**Aim of the exercise:** Go through the records below and return each line that has "subject" in it.

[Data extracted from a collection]
╭──

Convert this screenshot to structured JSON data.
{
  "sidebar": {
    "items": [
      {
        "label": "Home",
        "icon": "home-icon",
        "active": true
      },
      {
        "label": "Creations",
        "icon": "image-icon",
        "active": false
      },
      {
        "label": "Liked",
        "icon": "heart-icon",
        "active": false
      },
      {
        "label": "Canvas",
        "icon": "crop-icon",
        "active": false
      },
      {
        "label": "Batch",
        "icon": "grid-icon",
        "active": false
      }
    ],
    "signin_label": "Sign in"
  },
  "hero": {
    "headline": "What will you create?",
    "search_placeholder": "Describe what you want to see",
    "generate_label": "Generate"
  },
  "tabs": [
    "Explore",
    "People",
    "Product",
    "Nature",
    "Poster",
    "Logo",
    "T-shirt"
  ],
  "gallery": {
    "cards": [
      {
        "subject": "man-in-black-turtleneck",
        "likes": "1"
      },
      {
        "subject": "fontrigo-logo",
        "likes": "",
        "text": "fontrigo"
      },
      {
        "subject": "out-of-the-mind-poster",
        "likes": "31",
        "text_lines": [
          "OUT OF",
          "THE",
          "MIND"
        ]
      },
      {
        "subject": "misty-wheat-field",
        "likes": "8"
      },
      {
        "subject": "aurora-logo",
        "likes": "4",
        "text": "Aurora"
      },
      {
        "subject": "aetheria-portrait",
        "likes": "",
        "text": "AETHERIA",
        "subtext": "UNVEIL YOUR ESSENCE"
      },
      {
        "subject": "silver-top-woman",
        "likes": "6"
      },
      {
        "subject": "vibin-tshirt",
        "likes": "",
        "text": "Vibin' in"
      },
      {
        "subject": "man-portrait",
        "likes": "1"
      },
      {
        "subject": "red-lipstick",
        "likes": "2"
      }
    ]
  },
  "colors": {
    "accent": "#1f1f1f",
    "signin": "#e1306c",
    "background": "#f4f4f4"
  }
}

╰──

**Result of this exercise:**
        "subject": "man-in-black-turtleneck",
        "subject": "fontrigo-logo",
        "subject": "out-of-the-mind-poster",
        "subject": "misty-wheat-field",
        "subject": "aurora-logo",
        "subject": "aetheria-portrait",
        "subject": "silver-top-woman",
        "subject": "vibin-tshirt",
        "subject": "man-portrait",
        "subject": "red-lipstick",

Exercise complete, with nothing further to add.